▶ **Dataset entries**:
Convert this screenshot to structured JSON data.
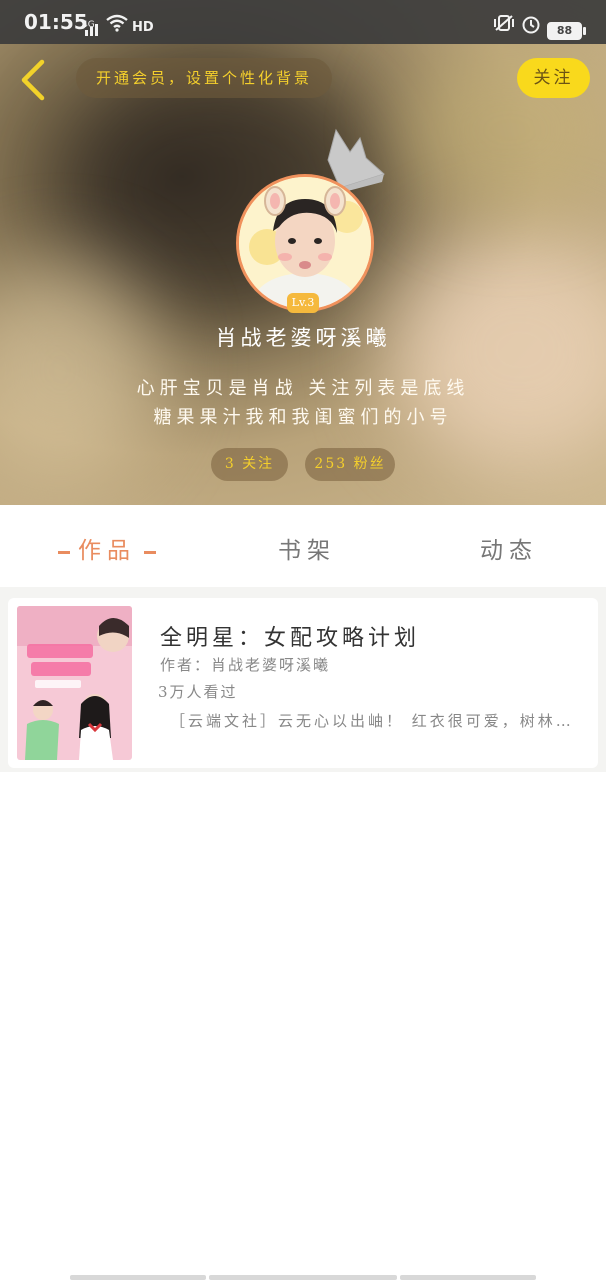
{
  "status_bar": {
    "time": "01:55",
    "network": "4G",
    "hd": "HD",
    "battery": "88"
  },
  "header": {
    "vip_banner": "开通会员，设置个性化背景",
    "follow_button": "关注",
    "level": "Lv.3",
    "username": "肖战老婆呀溪曦",
    "bio_line1": "心肝宝贝是肖战 关注列表是底线",
    "bio_line2": "糖果果汁我和我闺蜜们的小号",
    "following": "3 关注",
    "fans": "253 粉丝"
  },
  "tabs": [
    {
      "label": "作品",
      "active": true
    },
    {
      "label": "书架",
      "active": false
    },
    {
      "label": "动态",
      "active": false
    }
  ],
  "works": [
    {
      "title": "全明星：女配攻略计划",
      "author": "作者：肖战老婆呀溪曦",
      "views": "3万人看过",
      "description": "［云端文社］云无心以出岫！ 红衣很可爱，树林里的故事"
    }
  ],
  "colors": {
    "accent_orange": "#e98c5f",
    "vip_yellow": "#f9d91c",
    "badge_gold": "#f5b93d"
  }
}
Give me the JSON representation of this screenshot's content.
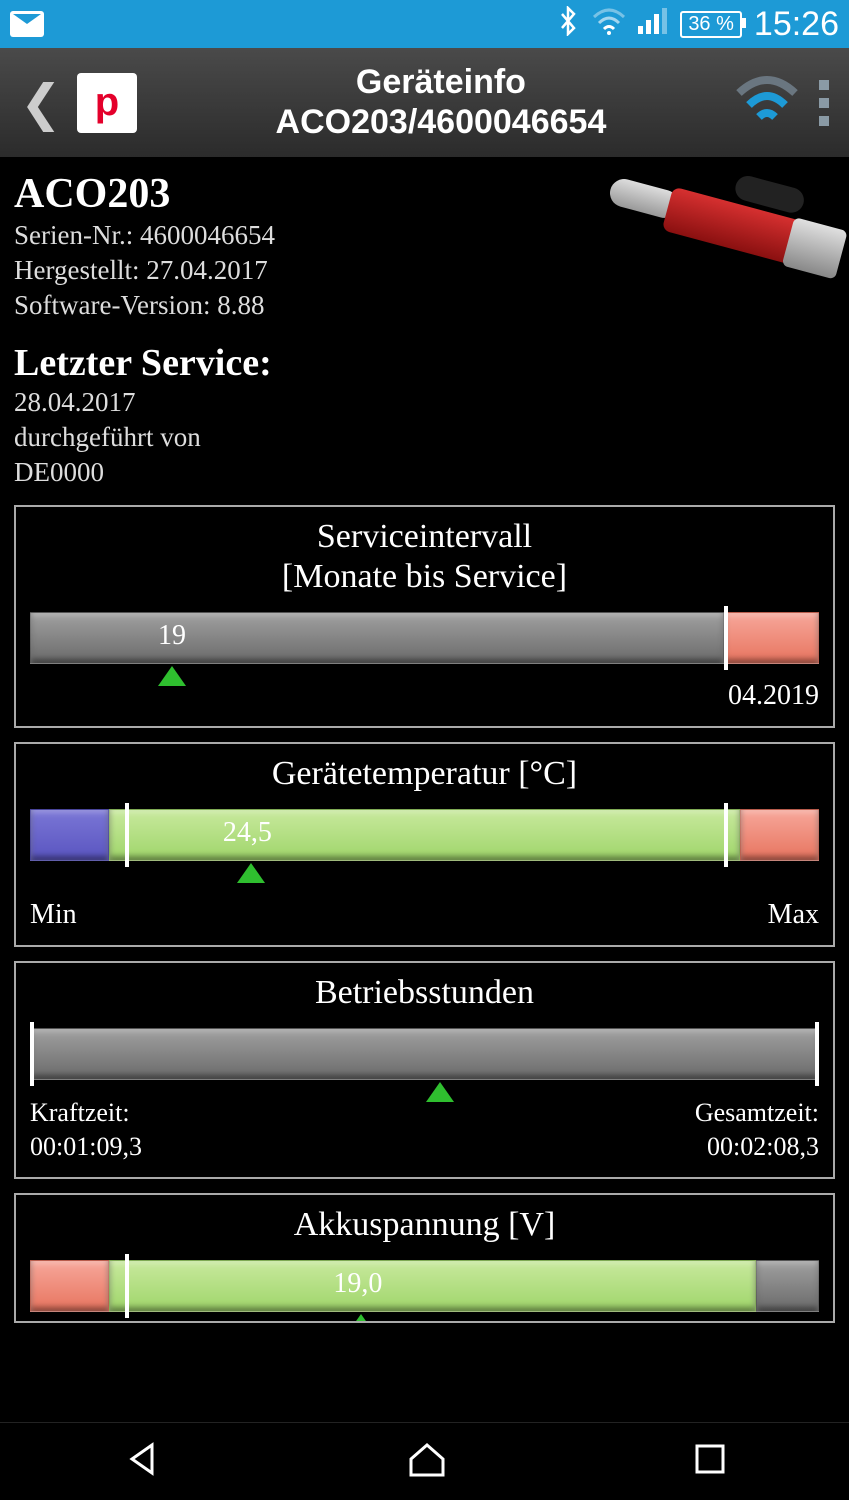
{
  "status": {
    "battery": "36 %",
    "time": "15:26"
  },
  "header": {
    "title1": "Geräteinfo",
    "title2": "ACO203/4600046654"
  },
  "device": {
    "name": "ACO203",
    "serial_label": "Serien-Nr.:",
    "serial": "4600046654",
    "manufactured_label": "Hergestellt:",
    "manufactured": "27.04.2017",
    "software_label": "Software-Version:",
    "software": "8.88"
  },
  "service": {
    "heading": "Letzter Service:",
    "date": "28.04.2017",
    "by_label": "durchgeführt von",
    "by": "DE0000"
  },
  "panels": {
    "interval": {
      "title_line1": "Serviceintervall",
      "title_line2": "[Monate bis Service]",
      "value": "19",
      "end_label": "04.2019",
      "marker_pct": 18,
      "gray_pct": 88,
      "red_pct": 12
    },
    "temp": {
      "title": "Gerätetemperatur [°C]",
      "value": "24,5",
      "min": "Min",
      "max": "Max",
      "marker_pct": 28,
      "blue_pct": 10,
      "green_pct": 80,
      "red_pct": 10,
      "tick_low_pct": 12,
      "tick_high_pct": 88
    },
    "hours": {
      "title": "Betriebsstunden",
      "kraft_label": "Kraftzeit:",
      "kraft_val": "00:01:09,3",
      "gesamt_label": "Gesamtzeit:",
      "gesamt_val": "00:02:08,3",
      "marker_pct": 52
    },
    "batt": {
      "title": "Akkuspannung [V]",
      "value": "19,0",
      "marker_pct": 42,
      "red_pct": 10,
      "green_pct": 82,
      "tail_pct": 8,
      "tick_low_pct": 12
    }
  }
}
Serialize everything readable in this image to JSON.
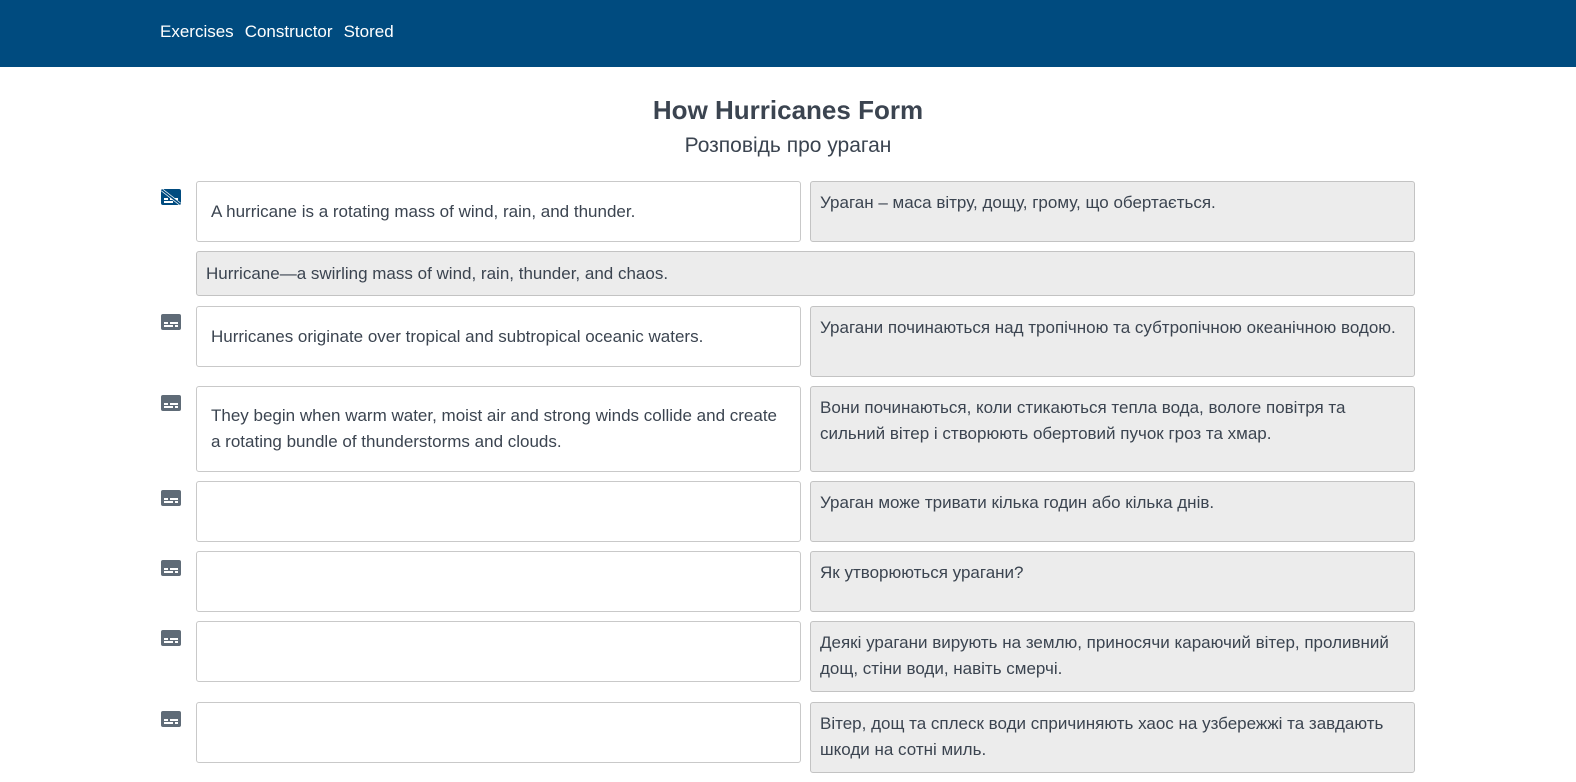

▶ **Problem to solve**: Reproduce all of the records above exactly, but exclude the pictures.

▶ **Result of the task**:
Convert this screenshot to structured JSON data.
{
  "status_bar": {
    "time": "01:55",
    "network": "4G",
    "hd": "HD",
    "battery": "88"
  },
  "header": {
    "vip_banner": "开通会员，设置个性化背景",
    "follow_button": "关注",
    "level": "Lv.3",
    "username": "肖战老婆呀溪曦",
    "bio_line1": "心肝宝贝是肖战 关注列表是底线",
    "bio_line2": "糖果果汁我和我闺蜜们的小号",
    "following": "3 关注",
    "fans": "253 粉丝"
  },
  "tabs": [
    {
      "label": "作品",
      "active": true
    },
    {
      "label": "书架",
      "active": false
    },
    {
      "label": "动态",
      "active": false
    }
  ],
  "works": [
    {
      "title": "全明星：女配攻略计划",
      "author": "作者：肖战老婆呀溪曦",
      "views": "3万人看过",
      "description": "［云端文社］云无心以出岫！ 红衣很可爱，树林里的故事"
    }
  ],
  "colors": {
    "accent_orange": "#e98c5f",
    "vip_yellow": "#f9d91c",
    "badge_gold": "#f5b93d"
  }
}
Give me the JSON representation of this screenshot's content.
{
  "status": {
    "battery": "36 %",
    "time": "15:26"
  },
  "header": {
    "title1": "Geräteinfo",
    "title2": "ACO203/4600046654"
  },
  "device": {
    "name": "ACO203",
    "serial_label": "Serien-Nr.:",
    "serial": "4600046654",
    "manufactured_label": "Hergestellt:",
    "manufactured": "27.04.2017",
    "software_label": "Software-Version:",
    "software": "8.88"
  },
  "service": {
    "heading": "Letzter Service:",
    "date": "28.04.2017",
    "by_label": "durchgeführt von",
    "by": "DE0000"
  },
  "panels": {
    "interval": {
      "title_line1": "Serviceintervall",
      "title_line2": "[Monate bis Service]",
      "value": "19",
      "end_label": "04.2019",
      "marker_pct": 18,
      "gray_pct": 88,
      "red_pct": 12
    },
    "temp": {
      "title": "Gerätetemperatur [°C]",
      "value": "24,5",
      "min": "Min",
      "max": "Max",
      "marker_pct": 28,
      "blue_pct": 10,
      "green_pct": 80,
      "red_pct": 10,
      "tick_low_pct": 12,
      "tick_high_pct": 88
    },
    "hours": {
      "title": "Betriebsstunden",
      "kraft_label": "Kraftzeit:",
      "kraft_val": "00:01:09,3",
      "gesamt_label": "Gesamtzeit:",
      "gesamt_val": "00:02:08,3",
      "marker_pct": 52
    },
    "batt": {
      "title": "Akkuspannung [V]",
      "value": "19,0",
      "marker_pct": 42,
      "red_pct": 10,
      "green_pct": 82,
      "tail_pct": 8,
      "tick_low_pct": 12
    }
  }
}
Serialize everything readable in this image to JSON.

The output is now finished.